Subtitled ‘Exploits of a Hollywood Rebel’, this lively documentary portrait of legendary B-movie writer-director-producer-guru Roger Corman is hobbled by the fact that his remarkable life and work are simply too incident-packed to squeeze into 95 short minutes. From his early days as a reader for 20th Century Fox, through his years as a producer and director of beach party flicks and cheapo horror, all the way up to his foundation of exploitation-meets-arthouse distribution outfit New World Pictures, Corman was at the forefront of every major trend in American independent cinema.

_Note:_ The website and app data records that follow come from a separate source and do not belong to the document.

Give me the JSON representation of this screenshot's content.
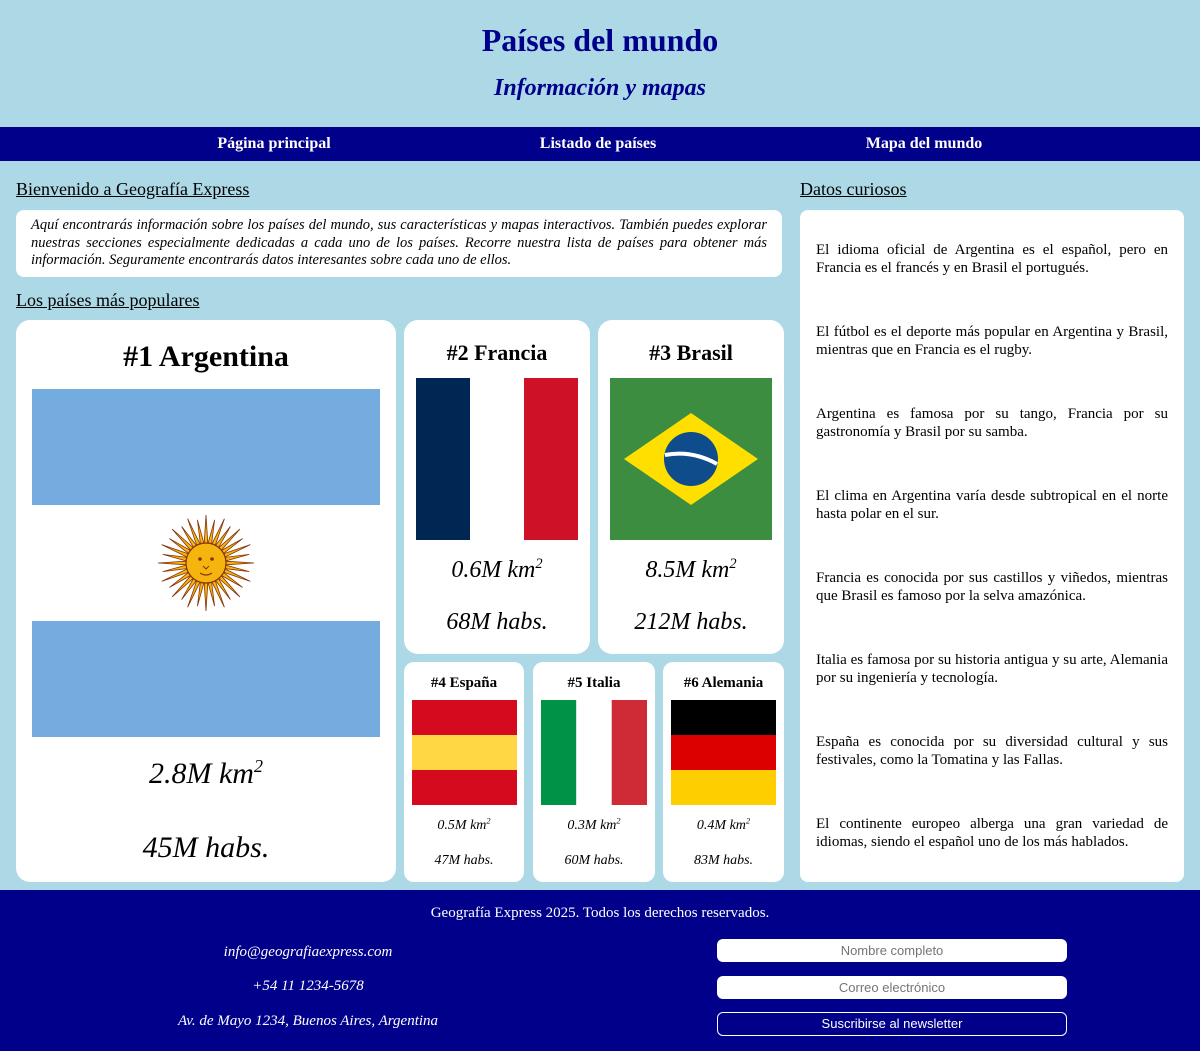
{
  "header": {
    "title": "Países del mundo",
    "subtitle": "Información y mapas"
  },
  "nav": {
    "items": [
      "Página principal",
      "Listado de países",
      "Mapa del mundo"
    ]
  },
  "welcome": {
    "title": "Bienvenido a Geografía Express",
    "text": "Aquí encontrarás información sobre los países del mundo, sus características y mapas interactivos. También puedes explorar nuestras secciones especialmente dedicadas a cada uno de los países. Recorre nuestra lista de países para obtener más información. Seguramente encontrarás datos interesantes sobre cada uno de ellos."
  },
  "popular": {
    "title": "Los países más populares",
    "countries": [
      {
        "rank": "#1 Argentina",
        "area": "2.8M km",
        "area_exp": "2",
        "population": "45M habs."
      },
      {
        "rank": "#2 Francia",
        "area": "0.6M km",
        "area_exp": "2",
        "population": "68M habs."
      },
      {
        "rank": "#3 Brasil",
        "area": "8.5M km",
        "area_exp": "2",
        "population": "212M habs."
      },
      {
        "rank": "#4 España",
        "area": "0.5M km",
        "area_exp": "2",
        "population": "47M habs."
      },
      {
        "rank": "#5 Italia",
        "area": "0.3M km",
        "area_exp": "2",
        "population": "60M habs."
      },
      {
        "rank": "#6 Alemania",
        "area": "0.4M km",
        "area_exp": "2",
        "population": "83M habs."
      }
    ]
  },
  "facts": {
    "title": "Datos curiosos",
    "items": [
      "El idioma oficial de Argentina es el español, pero en Francia es el francés y en Brasil el portugués.",
      "El fútbol es el deporte más popular en Argentina y Brasil, mientras que en Francia es el rugby.",
      "Argentina es famosa por su tango, Francia por su gastronomía y Brasil por su samba.",
      "El clima en Argentina varía desde subtropical en el norte hasta polar en el sur.",
      "Francia es conocida por sus castillos y viñedos, mientras que Brasil es famoso por la selva amazónica.",
      "Italia es famosa por su historia antigua y su arte, Alemania por su ingeniería y tecnología.",
      "España es conocida por su diversidad cultural y sus festivales, como la Tomatina y las Fallas.",
      "El continente europeo alberga una gran variedad de idiomas, siendo el español uno de los más hablados."
    ]
  },
  "footer": {
    "copyright": "Geografía Express 2025. Todos los derechos reservados.",
    "email": "info@geografiaexpress.com",
    "phone": "+54 11 1234-5678",
    "address": "Av. de Mayo 1234, Buenos Aires, Argentina",
    "name_placeholder": "Nombre completo",
    "email_placeholder": "Correo electrónico",
    "subscribe_label": "Suscribirse al newsletter"
  },
  "colors": {
    "background": "#add8e6",
    "accent": "#00008b",
    "card": "#ffffff"
  }
}
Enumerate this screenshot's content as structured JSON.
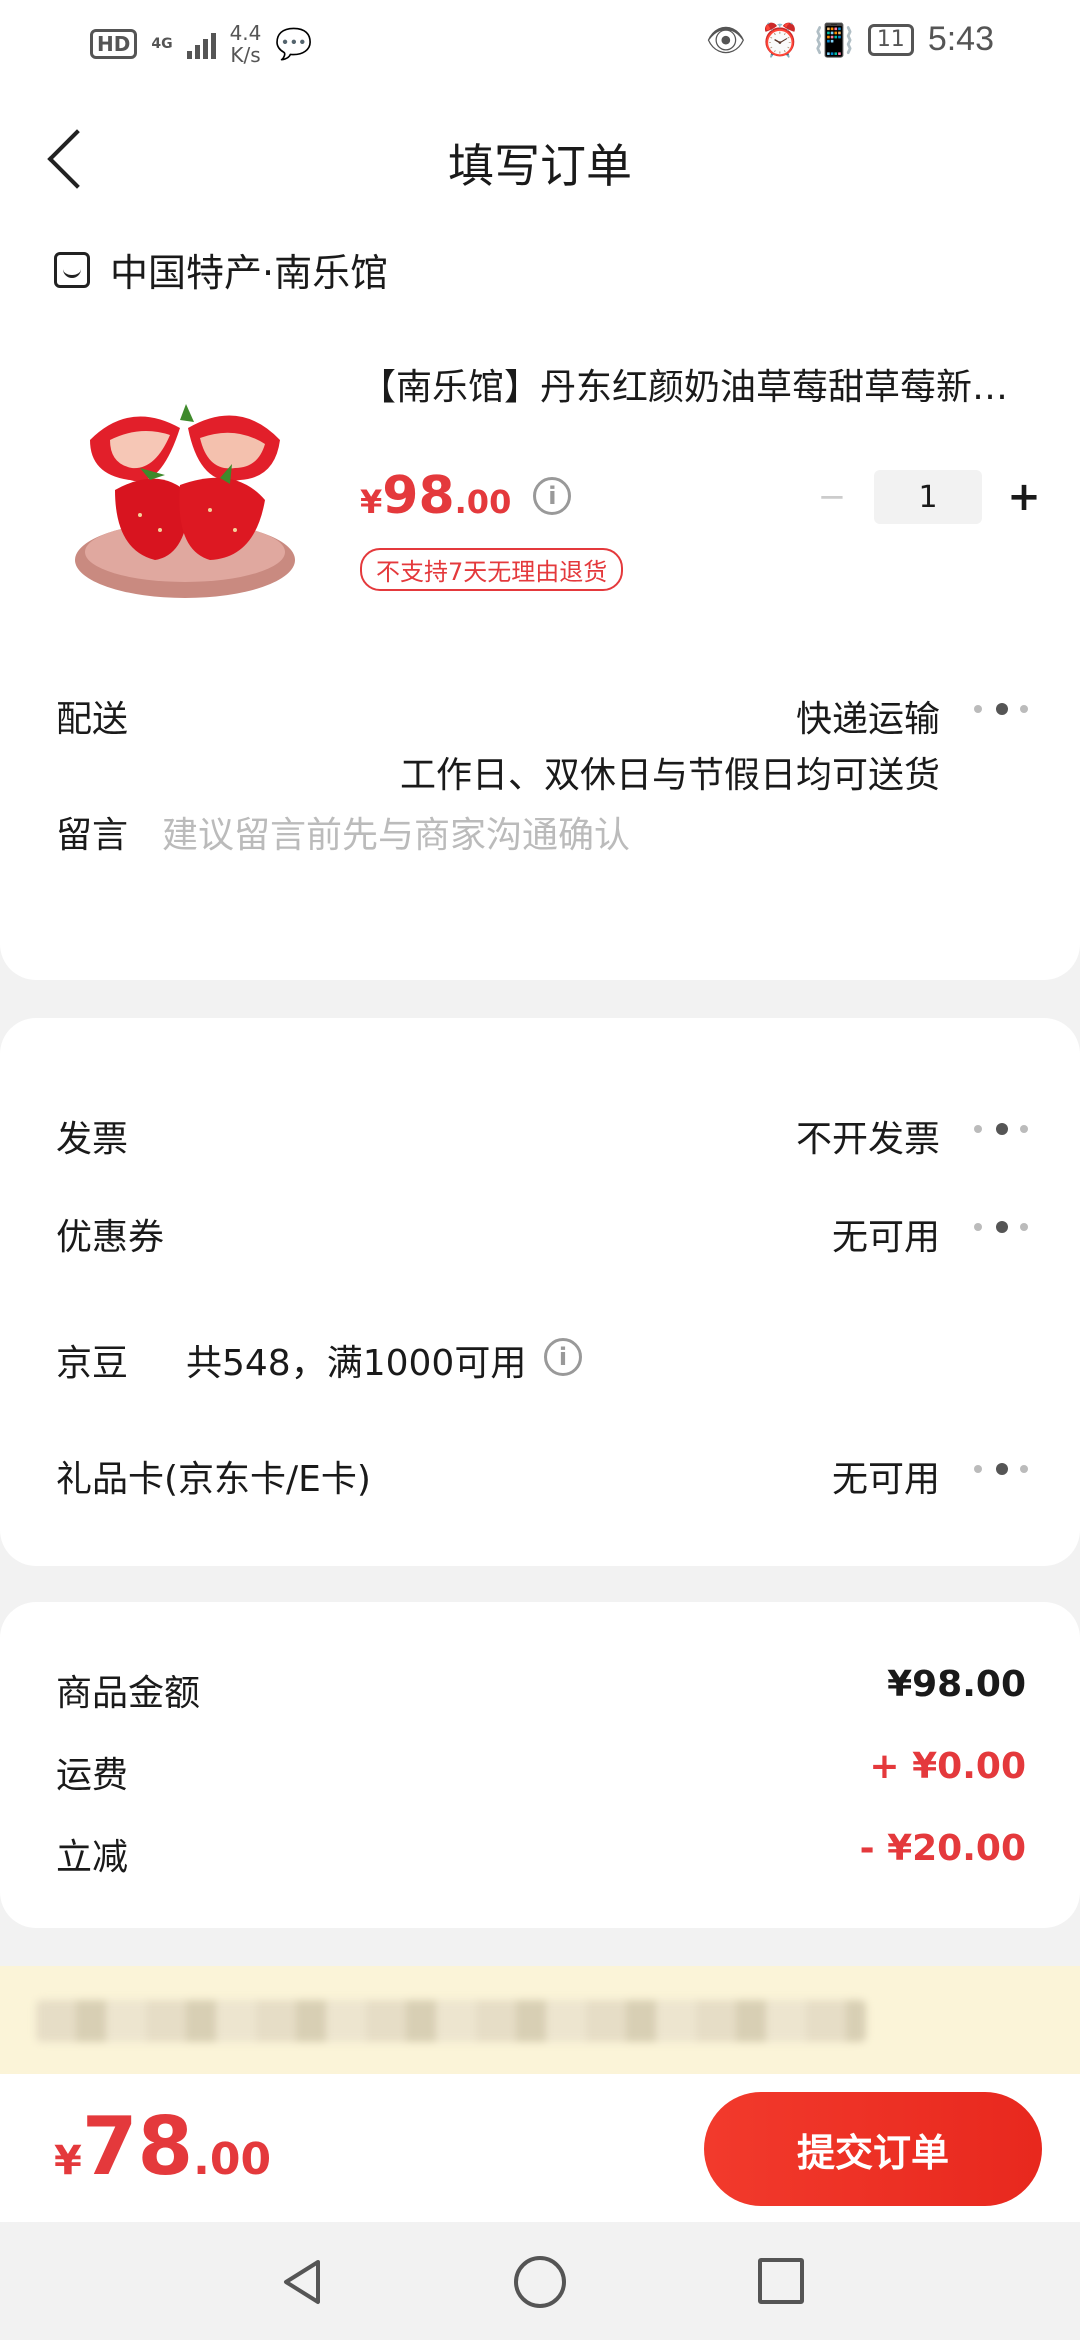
{
  "status_bar": {
    "network_badge": "HD",
    "network_type": "4G",
    "speed_value": "4.4",
    "speed_unit": "K/s",
    "battery": "11",
    "time": "5:43"
  },
  "header": {
    "title": "填写订单"
  },
  "shop": {
    "name": "中国特产·南乐馆"
  },
  "product": {
    "title": "【南乐馆】丹东红颜奶油草莓甜草莓新鲜水果",
    "price_symbol": "¥",
    "price_int": "98",
    "price_dec": ".00",
    "badge": "不支持7天无理由退货",
    "quantity": "1"
  },
  "delivery": {
    "label": "配送",
    "method": "快递运输",
    "note": "工作日、双休日与节假日均可送货"
  },
  "message": {
    "label": "留言",
    "placeholder": "建议留言前先与商家沟通确认"
  },
  "options": {
    "invoice_label": "发票",
    "invoice_value": "不开发票",
    "coupon_label": "优惠券",
    "coupon_value": "无可用",
    "beans_label": "京豆",
    "beans_value": "共548，满1000可用",
    "giftcard_label": "礼品卡(京东卡/E卡)",
    "giftcard_value": "无可用"
  },
  "summary": {
    "goods_label": "商品金额",
    "goods_value": "¥98.00",
    "shipping_label": "运费",
    "shipping_value": "+ ¥0.00",
    "discount_label": "立减",
    "discount_value": "- ¥20.00"
  },
  "footer": {
    "total_symbol": "¥",
    "total_int": "78",
    "total_dec": ".00",
    "submit_label": "提交订单"
  },
  "colors": {
    "accent": "#e4393c",
    "notice_bg": "#fbf4d8"
  }
}
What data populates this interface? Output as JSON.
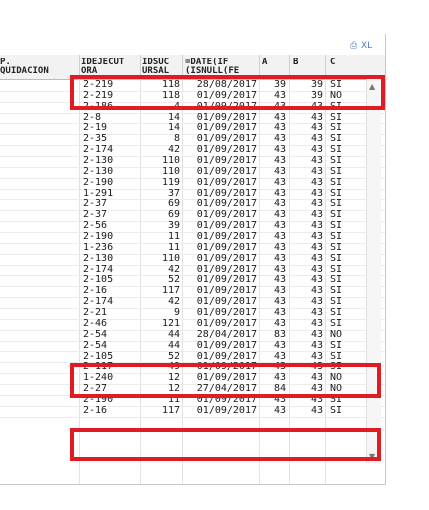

But though his work as a director was often remarkable – his Poe adaptations are unique, while race-hate drama ‘The Intruder’ is nothing short of a masterpiece – it’s for his work as a talent scout that Corman is most famous. And that’s how this film views him, lining up icons from Martin Scorsese to Ron Howard to pay their respects. Sometimes it pays off: a shot of Jack Nicholson bursting into tears while describing their years together is moving. But too often, it feels as though director Alex Stapleton is trying to justify his interest in this lowbrow legend by showing off Corman’s famous pals.
The results are solid and educative. But it’s hard to shake the feeling that Corman deserves recognition as an artist in his own right, rather than just as a money man and mentor.